Four years after Steven Soderbergh’s “retirement” from feature filmmaking (he found a loophole by making Behind the Candelabra for HBO and creating and directing the cable series The Knick), he returned to the big screen with Logan Lucky (2017), a bouncy, deft, sweetly and cleverly comic heist picture about a pair of hard-luck brothers in West Virginia who rob a NASCAR track across the state line during the biggest race of the year with the help of family, friends, and a few dubiously reliable extra hands.
Channing Tatum is Jimmy, the high school football star whose college scholarship vanished with his pro prospects after blowing out his knee (he still walks with limp that Tatum somehow turns into a dance-like lilt), and Adam Driver his vet brother Clyde, who lost his left hand in Iraq and is now a melancholy bartender at a sleepy roadhouse. After Jimmy loses his construction job at the Charlotte Motor Speedway, he uses his knowledge of the underground tunnels to plan his big score, drafting their little sister Mellie (Riley Keough), a hairdresser with a sideline as a speed-demon driver, and local munitions expert Joe Bang (Daniel Craig), who is inconveniently serving time behind bars. Which turns out to be merely another complication to overcome. I mean, why not stage a secret jailbreak in the midst of it all?
Logan Lucky is the folksy, loping, rural Southern answer to the snappy, swinging, showbiz flair of Soderbergh’s Ocean’s 11 and sequels. Along with puzzle piece-plotting and multiple moving parts to Rebecca Blunt’s playful screenplay, which Soderbergh orchestrates with the same panache and sleight of hand he brought to his Vegas capers, it overflows with personality, colorful characters, and family warmth. Divorced dad Jimmy dotes on his spark plug of an adolescent daughter, who is being groomed by her status-conscious mom (Katie Holmes) as a child beauty pageant contestant, and banters with his brother between plot points. Joe Bang is the redneck MacGyver who concocts explosives out of 99 cent store items and improvises on the spot. Clyde has an almost nihilistic belief in the doom of anything the family embarks upon, yet jumps in to support Jimmy with everything he’s got.
On the surface these guys don’t appear to be the brightest bulbs in the storeroom but they manage to keep catching us off-guard as Soderbergh keeps us guessing as to where things are going.
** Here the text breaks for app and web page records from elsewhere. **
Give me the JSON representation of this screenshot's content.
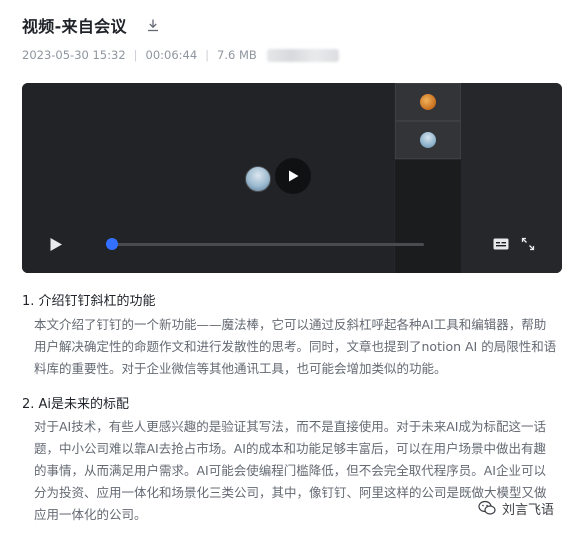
{
  "header": {
    "title": "视频-来自会议",
    "download_icon": "download-icon"
  },
  "meta": {
    "datetime": "2023-05-30 15:32",
    "duration": "00:06:44",
    "size": "7.6 MB"
  },
  "player": {
    "play_icon": "play-icon",
    "subtitle_icon": "subtitles-icon",
    "fullscreen_icon": "fullscreen-icon",
    "progress_fraction": 0.02,
    "accent_color": "#3370ff"
  },
  "sections": [
    {
      "heading": "1. 介绍钉钉斜杠的功能",
      "body": "本文介绍了钉钉的一个新功能——魔法棒，它可以通过反斜杠呼起各种AI工具和编辑器，帮助用户解决确定性的命题作文和进行发散性的思考。同时，文章也提到了notion AI 的局限性和语料库的重要性。对于企业微信等其他通讯工具，也可能会增加类似的功能。"
    },
    {
      "heading": "2. Ai是未来的标配",
      "body": "对于AI技术，有些人更感兴趣的是验证其写法，而不是直接使用。对于未来AI成为标配这一话题，中小公司难以靠AI去抢占市场。AI的成本和功能足够丰富后，可以在用户场景中做出有趣的事情，从而满足用户需求。AI可能会使编程门槛降低，但不会完全取代程序员。AI企业可以分为投资、应用一体化和场景化三类公司，其中，像钉钉、阿里这样的公司是既做大模型又做应用一体化的公司。"
    }
  ],
  "watermark": {
    "text": "刘言飞语",
    "icon": "wechat-icon"
  }
}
There are twists within twists, which Soderbergh delights in springing on us every step of the way. This doesn’t end with the heist—Hilary Swank kicks off the final act as an FBI agent who sniffs out the scent of the Logan family—but neither does it follow the classic heist movie rulebook. And like the Ocean’s films, you root for this underdog crew the whole way, even when you have no idea of the endgame.
Deep dish it ain’t, but for sheer caper fun, cinematic mechanics, and effortless style, you can’t beat this blue collar / red state heist film.
The Blu-ray and DVD editions from Universal Home Video include a collection deleted scenes. The Blu-ray includes bonus DVD and Ultraviolet Digital HD copies of the film.